## WHAT TO DO
Reply with the data below, repeated exactly in full.

## SUPPLIED ENTRIES
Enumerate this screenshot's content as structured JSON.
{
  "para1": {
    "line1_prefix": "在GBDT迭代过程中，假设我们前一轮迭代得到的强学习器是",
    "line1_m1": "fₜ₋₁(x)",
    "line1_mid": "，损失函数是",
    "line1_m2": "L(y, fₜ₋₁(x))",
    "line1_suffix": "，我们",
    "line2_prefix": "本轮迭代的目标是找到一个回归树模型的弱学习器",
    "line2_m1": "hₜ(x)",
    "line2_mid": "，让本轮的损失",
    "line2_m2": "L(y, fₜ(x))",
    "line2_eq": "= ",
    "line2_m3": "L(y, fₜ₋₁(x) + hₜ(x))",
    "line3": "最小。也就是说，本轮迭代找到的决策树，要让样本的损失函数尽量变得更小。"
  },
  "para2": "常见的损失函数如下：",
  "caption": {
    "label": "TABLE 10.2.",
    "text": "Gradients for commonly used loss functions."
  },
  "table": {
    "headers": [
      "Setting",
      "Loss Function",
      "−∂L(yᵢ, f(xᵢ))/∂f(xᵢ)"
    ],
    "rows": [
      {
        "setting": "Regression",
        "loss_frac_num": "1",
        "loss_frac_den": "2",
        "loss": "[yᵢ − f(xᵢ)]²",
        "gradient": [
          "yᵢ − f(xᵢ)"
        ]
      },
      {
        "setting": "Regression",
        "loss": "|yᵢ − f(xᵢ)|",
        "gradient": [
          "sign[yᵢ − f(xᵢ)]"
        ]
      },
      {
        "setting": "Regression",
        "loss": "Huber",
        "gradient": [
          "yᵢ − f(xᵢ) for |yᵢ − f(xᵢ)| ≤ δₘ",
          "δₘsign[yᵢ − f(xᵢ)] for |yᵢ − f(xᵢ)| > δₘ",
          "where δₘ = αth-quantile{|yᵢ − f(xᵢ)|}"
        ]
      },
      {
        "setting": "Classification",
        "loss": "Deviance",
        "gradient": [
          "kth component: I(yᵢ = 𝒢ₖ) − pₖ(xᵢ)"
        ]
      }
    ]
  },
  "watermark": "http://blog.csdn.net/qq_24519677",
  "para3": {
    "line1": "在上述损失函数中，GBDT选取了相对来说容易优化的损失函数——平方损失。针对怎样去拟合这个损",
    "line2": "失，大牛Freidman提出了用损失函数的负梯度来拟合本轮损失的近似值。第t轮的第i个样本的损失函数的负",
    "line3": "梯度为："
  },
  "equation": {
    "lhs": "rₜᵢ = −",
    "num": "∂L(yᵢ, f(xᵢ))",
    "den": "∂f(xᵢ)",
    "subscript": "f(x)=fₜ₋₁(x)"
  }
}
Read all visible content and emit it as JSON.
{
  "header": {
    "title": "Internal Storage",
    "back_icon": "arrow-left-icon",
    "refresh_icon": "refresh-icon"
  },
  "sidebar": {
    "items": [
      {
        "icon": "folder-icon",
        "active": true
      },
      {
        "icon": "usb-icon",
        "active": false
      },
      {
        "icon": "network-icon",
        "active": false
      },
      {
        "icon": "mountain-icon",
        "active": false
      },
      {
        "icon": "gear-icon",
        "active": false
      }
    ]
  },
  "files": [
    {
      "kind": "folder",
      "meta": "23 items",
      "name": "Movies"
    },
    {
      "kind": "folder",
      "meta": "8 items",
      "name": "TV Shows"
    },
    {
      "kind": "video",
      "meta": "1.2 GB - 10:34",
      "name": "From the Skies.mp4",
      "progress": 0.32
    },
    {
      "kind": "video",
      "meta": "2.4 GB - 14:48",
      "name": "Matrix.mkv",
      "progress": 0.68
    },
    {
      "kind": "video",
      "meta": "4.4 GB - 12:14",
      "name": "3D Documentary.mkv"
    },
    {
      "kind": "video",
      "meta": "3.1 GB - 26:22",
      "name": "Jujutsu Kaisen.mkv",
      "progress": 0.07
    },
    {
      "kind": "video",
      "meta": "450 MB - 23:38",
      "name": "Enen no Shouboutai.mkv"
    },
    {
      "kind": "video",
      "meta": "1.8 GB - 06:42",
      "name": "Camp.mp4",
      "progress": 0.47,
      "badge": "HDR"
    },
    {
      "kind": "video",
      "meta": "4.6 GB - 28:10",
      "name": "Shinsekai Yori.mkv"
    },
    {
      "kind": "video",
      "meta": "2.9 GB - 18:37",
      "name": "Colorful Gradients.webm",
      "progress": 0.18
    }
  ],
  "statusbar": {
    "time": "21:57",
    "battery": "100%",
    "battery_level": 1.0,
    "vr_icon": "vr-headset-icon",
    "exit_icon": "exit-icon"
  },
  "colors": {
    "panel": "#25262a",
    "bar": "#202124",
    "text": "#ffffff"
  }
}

## SOLVED EXERCISE
Enumerate this screenshot's content as structured JSON.
{
  "para1": {
    "line1_prefix": "在GBDT迭代过程中，假设我们前一轮迭代得到的强学习器是",
    "line1_m1": "fₜ₋₁(x)",
    "line1_mid": "，损失函数是",
    "line1_m2": "L(y, fₜ₋₁(x))",
    "line1_suffix": "，我们",
    "line2_prefix": "本轮迭代的目标是找到一个回归树模型的弱学习器",
    "line2_m1": "hₜ(x)",
    "line2_mid": "，让本轮的损失",
    "line2_m2": "L(y, fₜ(x))",
    "line2_eq": "= ",
    "line2_m3": "L(y, fₜ₋₁(x) + hₜ(x))",
    "line3": "最小。也就是说，本轮迭代找到的决策树，要让样本的损失函数尽量变得更小。"
  },
  "para2": "常见的损失函数如下：",
  "caption": {
    "label": "TABLE 10.2.",
    "text": "Gradients for commonly used loss functions."
  },
  "table": {
    "headers": [
      "Setting",
      "Loss Function",
      "−∂L(yᵢ, f(xᵢ))/∂f(xᵢ)"
    ],
    "rows": [
      {
        "setting": "Regression",
        "loss_frac_num": "1",
        "loss_frac_den": "2",
        "loss": "[yᵢ − f(xᵢ)]²",
        "gradient": [
          "yᵢ − f(xᵢ)"
        ]
      },
      {
        "setting": "Regression",
        "loss": "|yᵢ − f(xᵢ)|",
        "gradient": [
          "sign[yᵢ − f(xᵢ)]"
        ]
      },
      {
        "setting": "Regression",
        "loss": "Huber",
        "gradient": [
          "yᵢ − f(xᵢ) for |yᵢ − f(xᵢ)| ≤ δₘ",
          "δₘsign[yᵢ − f(xᵢ)] for |yᵢ − f(xᵢ)| > δₘ",
          "where δₘ = αth-quantile{|yᵢ − f(xᵢ)|}"
        ]
      },
      {
        "setting": "Classification",
        "loss": "Deviance",
        "gradient": [
          "kth component: I(yᵢ = 𝒢ₖ) − pₖ(xᵢ)"
        ]
      }
    ]
  },
  "watermark": "http://blog.csdn.net/qq_24519677",
  "para3": {
    "line1": "在上述损失函数中，GBDT选取了相对来说容易优化的损失函数——平方损失。针对怎样去拟合这个损",
    "line2": "失，大牛Freidman提出了用损失函数的负梯度来拟合本轮损失的近似值。第t轮的第i个样本的损失函数的负",
    "line3": "梯度为："
  },
  "equation": {
    "lhs": "rₜᵢ = −",
    "num": "∂L(yᵢ, f(xᵢ))",
    "den": "∂f(xᵢ)",
    "subscript": "f(x)=fₜ₋₁(x)"
  }
}
Read all visible content and emit it as JSON.
{
  "header": {
    "title": "Internal Storage",
    "back_icon": "arrow-left-icon",
    "refresh_icon": "refresh-icon"
  },
  "sidebar": {
    "items": [
      {
        "icon": "folder-icon",
        "active": true
      },
      {
        "icon": "usb-icon",
        "active": false
      },
      {
        "icon": "network-icon",
        "active": false
      },
      {
        "icon": "mountain-icon",
        "active": false
      },
      {
        "icon": "gear-icon",
        "active": false
      }
    ]
  },
  "files": [
    {
      "kind": "folder",
      "meta": "23 items",
      "name": "Movies"
    },
    {
      "kind": "folder",
      "meta": "8 items",
      "name": "TV Shows"
    },
    {
      "kind": "video",
      "meta": "1.2 GB - 10:34",
      "name": "From the Skies.mp4",
      "progress": 0.32
    },
    {
      "kind": "video",
      "meta": "2.4 GB - 14:48",
      "name": "Matrix.mkv",
      "progress": 0.68
    },
    {
      "kind": "video",
      "meta": "4.4 GB - 12:14",
      "name": "3D Documentary.mkv"
    },
    {
      "kind": "video",
      "meta": "3.1 GB - 26:22",
      "name": "Jujutsu Kaisen.mkv",
      "progress": 0.07
    },
    {
      "kind": "video",
      "meta": "450 MB - 23:38",
      "name": "Enen no Shouboutai.mkv"
    },
    {
      "kind": "video",
      "meta": "1.8 GB - 06:42",
      "name": "Camp.mp4",
      "progress": 0.47,
      "badge": "HDR"
    },
    {
      "kind": "video",
      "meta": "4.6 GB - 28:10",
      "name": "Shinsekai Yori.mkv"
    },
    {
      "kind": "video",
      "meta": "2.9 GB - 18:37",
      "name": "Colorful Gradients.webm",
      "progress": 0.18
    }
  ],
  "statusbar": {
    "time": "21:57",
    "battery": "100%",
    "battery_level": 1.0,
    "vr_icon": "vr-headset-icon",
    "exit_icon": "exit-icon"
  },
  "colors": {
    "panel": "#25262a",
    "bar": "#202124",
    "text": "#ffffff"
  }
}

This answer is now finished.